(AP) -- More than two months of intense protests in Portland have captured the world’s attention and put a place that’s less than 6% Black at the heart of the conversation about police brutality and systemic racism.

Since May, nightly demonstrations in Oregon’s largest city have featured overwhelmingly white crowds — from middle-aged mothers marching arm in arm to the mayor getting tear-gassed by federal agents to teenagers dressed in black smashing police precinct windows and tossing fireworks at authorities.

The weeks of often-chaotic protests have transformed Portland into a microcosm of the national debate on race and police brutality. It’s also prompted introspection about the role of white demonstrators in the Black Lives Matter movement and what it means to be a white ally in this transformational moment.

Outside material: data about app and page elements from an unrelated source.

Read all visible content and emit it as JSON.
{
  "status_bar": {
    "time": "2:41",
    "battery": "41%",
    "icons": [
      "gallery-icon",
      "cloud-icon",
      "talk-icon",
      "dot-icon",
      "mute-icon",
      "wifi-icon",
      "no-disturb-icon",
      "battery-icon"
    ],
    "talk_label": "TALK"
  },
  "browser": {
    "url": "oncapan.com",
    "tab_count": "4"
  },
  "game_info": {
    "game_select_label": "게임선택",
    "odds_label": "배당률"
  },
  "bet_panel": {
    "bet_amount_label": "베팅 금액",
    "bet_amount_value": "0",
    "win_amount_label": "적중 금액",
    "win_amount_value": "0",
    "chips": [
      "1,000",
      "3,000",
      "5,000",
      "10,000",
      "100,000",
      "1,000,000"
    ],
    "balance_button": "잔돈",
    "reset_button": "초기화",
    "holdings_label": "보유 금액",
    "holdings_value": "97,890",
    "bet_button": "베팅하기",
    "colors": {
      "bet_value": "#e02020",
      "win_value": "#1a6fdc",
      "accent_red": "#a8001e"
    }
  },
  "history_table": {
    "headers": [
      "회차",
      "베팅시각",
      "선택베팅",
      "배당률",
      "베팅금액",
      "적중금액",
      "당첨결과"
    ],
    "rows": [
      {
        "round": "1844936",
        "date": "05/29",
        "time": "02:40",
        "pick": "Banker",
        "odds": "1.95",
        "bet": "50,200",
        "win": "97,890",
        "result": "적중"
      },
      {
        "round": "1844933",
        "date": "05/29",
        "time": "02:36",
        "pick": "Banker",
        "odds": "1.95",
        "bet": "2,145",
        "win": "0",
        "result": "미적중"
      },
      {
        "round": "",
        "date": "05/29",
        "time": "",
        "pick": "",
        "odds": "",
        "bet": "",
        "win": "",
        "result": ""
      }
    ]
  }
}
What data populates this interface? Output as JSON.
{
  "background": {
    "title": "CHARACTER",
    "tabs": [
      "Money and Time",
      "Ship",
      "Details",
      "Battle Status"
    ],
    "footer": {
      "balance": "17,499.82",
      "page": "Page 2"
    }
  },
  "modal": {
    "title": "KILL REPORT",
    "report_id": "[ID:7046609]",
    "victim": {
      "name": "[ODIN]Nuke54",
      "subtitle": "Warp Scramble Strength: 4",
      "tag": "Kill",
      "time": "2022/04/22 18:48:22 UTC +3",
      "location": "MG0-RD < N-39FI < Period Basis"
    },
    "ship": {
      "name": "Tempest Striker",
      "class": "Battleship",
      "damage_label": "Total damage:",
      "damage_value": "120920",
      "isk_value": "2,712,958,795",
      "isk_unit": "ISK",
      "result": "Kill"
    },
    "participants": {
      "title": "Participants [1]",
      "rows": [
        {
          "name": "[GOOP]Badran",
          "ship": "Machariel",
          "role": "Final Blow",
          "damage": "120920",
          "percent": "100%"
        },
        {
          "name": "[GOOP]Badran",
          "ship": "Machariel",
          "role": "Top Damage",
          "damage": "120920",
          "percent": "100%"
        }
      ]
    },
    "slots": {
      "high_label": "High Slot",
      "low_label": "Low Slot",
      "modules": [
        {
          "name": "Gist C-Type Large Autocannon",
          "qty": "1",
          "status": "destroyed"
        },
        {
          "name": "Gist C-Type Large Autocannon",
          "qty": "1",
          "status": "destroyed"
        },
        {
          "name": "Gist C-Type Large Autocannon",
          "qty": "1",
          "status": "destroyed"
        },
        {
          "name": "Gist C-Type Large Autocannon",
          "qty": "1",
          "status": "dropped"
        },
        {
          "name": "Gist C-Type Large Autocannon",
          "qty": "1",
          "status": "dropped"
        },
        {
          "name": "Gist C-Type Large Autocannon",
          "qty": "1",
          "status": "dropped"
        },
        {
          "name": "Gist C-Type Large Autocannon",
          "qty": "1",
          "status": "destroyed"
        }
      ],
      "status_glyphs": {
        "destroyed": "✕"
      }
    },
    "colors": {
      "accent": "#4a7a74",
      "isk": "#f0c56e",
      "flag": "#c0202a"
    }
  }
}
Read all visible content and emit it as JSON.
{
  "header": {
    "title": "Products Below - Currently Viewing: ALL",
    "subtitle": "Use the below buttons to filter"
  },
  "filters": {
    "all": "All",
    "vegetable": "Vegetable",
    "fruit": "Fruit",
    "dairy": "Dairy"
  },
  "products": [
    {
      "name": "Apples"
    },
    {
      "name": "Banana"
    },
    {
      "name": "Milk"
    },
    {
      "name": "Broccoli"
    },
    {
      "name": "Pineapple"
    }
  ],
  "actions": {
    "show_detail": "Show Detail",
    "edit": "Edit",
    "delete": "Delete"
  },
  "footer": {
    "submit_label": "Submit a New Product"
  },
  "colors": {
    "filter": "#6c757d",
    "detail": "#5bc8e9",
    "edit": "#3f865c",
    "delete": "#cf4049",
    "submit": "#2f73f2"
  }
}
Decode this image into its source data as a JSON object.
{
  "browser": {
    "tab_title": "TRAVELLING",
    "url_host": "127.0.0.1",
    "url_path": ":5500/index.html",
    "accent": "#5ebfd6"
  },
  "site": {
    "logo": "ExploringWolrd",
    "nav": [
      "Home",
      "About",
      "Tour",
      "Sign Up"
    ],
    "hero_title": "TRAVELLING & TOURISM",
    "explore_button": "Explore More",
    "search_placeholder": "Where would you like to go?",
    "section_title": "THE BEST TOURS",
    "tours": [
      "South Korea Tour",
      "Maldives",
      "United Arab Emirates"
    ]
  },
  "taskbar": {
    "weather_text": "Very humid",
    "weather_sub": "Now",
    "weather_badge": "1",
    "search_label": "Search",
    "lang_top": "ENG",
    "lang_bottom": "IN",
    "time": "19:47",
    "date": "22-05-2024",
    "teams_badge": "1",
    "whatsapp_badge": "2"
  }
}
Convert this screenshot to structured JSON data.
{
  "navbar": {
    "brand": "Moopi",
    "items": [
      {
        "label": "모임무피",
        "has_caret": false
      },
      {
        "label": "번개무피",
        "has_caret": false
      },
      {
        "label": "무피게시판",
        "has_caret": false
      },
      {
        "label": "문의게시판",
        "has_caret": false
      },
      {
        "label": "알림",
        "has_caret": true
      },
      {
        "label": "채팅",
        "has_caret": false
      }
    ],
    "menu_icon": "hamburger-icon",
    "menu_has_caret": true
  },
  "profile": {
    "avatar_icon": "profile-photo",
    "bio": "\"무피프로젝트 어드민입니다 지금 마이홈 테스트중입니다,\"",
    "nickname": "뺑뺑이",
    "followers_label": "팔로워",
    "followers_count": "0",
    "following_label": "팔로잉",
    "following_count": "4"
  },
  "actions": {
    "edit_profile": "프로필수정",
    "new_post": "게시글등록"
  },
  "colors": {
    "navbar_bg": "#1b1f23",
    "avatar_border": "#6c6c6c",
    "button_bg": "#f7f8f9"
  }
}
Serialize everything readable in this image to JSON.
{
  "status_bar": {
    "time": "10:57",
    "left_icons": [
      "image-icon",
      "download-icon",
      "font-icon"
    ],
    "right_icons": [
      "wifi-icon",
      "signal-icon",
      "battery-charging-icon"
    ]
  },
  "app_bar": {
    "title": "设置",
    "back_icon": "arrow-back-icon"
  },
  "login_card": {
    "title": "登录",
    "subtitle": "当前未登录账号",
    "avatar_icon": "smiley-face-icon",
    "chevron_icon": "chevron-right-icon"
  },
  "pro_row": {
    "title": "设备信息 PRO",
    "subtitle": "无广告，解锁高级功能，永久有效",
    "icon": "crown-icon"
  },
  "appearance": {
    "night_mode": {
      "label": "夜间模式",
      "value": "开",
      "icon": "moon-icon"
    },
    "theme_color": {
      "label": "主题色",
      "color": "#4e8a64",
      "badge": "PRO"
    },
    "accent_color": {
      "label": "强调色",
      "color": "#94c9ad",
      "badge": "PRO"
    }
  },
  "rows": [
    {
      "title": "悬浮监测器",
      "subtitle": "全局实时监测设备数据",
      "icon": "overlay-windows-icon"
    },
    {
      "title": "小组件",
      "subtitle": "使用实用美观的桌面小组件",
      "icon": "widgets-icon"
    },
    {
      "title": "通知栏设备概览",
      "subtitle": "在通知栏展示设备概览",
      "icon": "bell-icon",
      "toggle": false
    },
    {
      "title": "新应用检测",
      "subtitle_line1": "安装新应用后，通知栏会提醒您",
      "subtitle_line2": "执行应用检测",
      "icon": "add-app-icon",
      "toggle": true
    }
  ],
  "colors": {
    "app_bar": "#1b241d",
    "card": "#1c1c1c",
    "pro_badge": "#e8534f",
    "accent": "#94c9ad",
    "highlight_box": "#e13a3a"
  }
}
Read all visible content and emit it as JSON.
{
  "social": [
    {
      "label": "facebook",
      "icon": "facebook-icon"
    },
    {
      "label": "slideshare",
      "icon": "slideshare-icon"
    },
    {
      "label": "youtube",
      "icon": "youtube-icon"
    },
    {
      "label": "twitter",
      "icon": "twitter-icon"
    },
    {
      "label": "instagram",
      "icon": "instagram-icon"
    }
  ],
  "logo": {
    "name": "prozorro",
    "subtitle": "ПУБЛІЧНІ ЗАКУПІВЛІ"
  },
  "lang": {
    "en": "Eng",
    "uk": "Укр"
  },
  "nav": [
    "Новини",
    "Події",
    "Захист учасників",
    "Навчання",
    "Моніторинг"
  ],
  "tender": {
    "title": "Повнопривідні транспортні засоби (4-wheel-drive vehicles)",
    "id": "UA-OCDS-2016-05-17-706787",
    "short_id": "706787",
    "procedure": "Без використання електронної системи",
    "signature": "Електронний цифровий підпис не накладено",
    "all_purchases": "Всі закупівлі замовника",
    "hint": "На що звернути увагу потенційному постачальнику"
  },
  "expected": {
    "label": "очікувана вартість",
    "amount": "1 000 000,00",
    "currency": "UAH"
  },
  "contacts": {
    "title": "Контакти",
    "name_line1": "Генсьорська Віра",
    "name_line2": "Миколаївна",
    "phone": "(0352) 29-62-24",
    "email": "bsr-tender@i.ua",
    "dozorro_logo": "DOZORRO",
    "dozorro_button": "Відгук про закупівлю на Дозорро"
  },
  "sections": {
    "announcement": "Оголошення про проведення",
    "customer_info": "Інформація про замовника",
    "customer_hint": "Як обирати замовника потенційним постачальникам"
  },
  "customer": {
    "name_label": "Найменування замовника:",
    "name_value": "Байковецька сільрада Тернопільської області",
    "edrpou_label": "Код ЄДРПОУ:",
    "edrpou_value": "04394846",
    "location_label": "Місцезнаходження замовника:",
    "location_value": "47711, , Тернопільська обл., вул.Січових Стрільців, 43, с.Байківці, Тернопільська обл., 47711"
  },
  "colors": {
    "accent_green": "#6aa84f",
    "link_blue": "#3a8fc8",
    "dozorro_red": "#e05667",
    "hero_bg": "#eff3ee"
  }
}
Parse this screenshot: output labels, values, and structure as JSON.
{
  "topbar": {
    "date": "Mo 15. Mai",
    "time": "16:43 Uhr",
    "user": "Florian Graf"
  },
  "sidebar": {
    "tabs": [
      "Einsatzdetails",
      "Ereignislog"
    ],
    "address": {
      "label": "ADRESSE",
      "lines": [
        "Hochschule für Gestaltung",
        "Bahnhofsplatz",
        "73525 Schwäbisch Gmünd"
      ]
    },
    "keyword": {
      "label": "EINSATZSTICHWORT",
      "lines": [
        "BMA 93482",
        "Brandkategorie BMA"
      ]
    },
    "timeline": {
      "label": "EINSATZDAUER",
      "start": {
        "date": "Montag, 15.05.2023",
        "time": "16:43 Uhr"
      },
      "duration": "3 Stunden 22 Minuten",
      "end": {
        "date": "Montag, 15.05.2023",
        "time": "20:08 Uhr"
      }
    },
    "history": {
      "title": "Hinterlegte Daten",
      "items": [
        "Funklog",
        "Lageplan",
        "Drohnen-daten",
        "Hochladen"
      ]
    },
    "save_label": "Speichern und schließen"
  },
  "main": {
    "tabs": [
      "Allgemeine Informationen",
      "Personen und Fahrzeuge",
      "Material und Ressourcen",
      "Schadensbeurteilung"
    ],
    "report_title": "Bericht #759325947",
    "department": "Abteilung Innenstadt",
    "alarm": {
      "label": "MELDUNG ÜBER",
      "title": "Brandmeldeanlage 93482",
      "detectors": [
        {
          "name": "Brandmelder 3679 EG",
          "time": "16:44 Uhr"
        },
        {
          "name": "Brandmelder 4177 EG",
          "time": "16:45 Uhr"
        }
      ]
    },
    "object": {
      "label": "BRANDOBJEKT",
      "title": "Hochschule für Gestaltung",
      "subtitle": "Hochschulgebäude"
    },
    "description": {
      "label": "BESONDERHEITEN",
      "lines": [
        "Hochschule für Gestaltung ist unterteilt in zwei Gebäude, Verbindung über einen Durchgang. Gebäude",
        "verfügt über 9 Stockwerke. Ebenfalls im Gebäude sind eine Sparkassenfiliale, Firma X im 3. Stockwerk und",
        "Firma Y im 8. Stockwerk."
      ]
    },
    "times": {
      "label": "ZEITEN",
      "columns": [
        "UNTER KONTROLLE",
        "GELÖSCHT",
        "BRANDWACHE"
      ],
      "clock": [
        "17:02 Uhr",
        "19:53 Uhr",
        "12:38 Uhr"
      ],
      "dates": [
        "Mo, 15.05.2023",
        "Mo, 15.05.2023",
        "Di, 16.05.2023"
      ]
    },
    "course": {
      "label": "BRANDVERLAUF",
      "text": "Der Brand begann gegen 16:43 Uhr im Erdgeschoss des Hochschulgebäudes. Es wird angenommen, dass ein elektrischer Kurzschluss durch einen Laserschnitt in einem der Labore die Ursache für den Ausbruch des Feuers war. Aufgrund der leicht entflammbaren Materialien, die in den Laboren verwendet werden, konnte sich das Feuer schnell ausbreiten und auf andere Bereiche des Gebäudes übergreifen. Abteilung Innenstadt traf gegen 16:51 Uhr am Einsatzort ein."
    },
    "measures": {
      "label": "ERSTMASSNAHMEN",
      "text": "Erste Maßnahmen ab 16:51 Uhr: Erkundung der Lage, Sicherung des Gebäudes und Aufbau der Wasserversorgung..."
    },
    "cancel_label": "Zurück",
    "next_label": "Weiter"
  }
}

The violence and vandalism that have marked the protests, often done by white people, have divided the Black community, along with a debate over what’s next. Some want to keep marching, while others want to use the momentum to work with elected officials on cementing long-term change.

“It’s a perfect storm with everything that’s been happening, and add to that the attention of the world being on Portland, Oregon, right now — we have a unique space,” said Sam Thompson, who founded the group Black Men and Women United last month to push the movement toward long-term Black resilience.

“If those people weren’t there and they weren’t protesting to the level they are now, we wouldn’t be having this conversation 2 1/2 months later,” he said. As white people see the protests, “when the person that looks like you is breaking the windows and starting the fires, you deal with that a lot differently than when it’s someone who doesn’t look like you.”

Portland’s movement has carried a current of tension as the Black community and white protesters navigate a complex racial calculus: In one of the largest majority-white cities in America, how can white residents support Black rights without making themselves the story?

That’s a delicate question in a progressive city with a deeply racist past. Portland, a focal point of the Black Lives Matter movement in part because of its bastion of white supporters, is so lacking in diversity because of centuries of laws that excluded and marginalized Black people.

Early “exclusion laws” prohibited Black people from settling in Oregon, and by the 1920s, Portland was known as one of the most segregated cities north of the Mason-Dixon line and a hotbed for the Ku Klux Klan. Later, real estate laws and city planning effectively crammed Black families in a few pockets of Portland. Today’s soaring real estate prices have scattered those Black homeowners to the fringes of the city and beyond.

“We do not have an area that’s ours, and that was intentional,” Thompson said. “These are the things we’re trying to work through.”

Demetria Hester, second from left, leaves the Multnomah County Justice Center after being arrested on Aug. 10 during a protest and then having the charges dismissed. Hester, who survived a racist attack by Jeremy Christian on TriMet three years ago, works with white moms in Portland’s racial justice movement, women she says have impressed her with their commitment to “getting woke” — educating themselves about Portland’s racist history and the extent of their privilege as white Americans.  (AP photo)

Demetria Hester, second from left, leaves the Multnomah County Justice Center after being arrested on Aug. 10 during a protest and then having the charges dismissed. Hester, who survived a racist attack by Jeremy Christian on TriMet three years ago, works with white moms in Portland’s racial justice movement, women she says have impressed her with their commitment to “getting woke” — educating themselves about Portland’s racist history and the extent of their privilege as white Americans. (AP photo)

Because of that history, some Black people have felt a cognitive dissonance when they see the crowds of white supporters, many of them arriving from homes in neighborhoods that were once Black havens.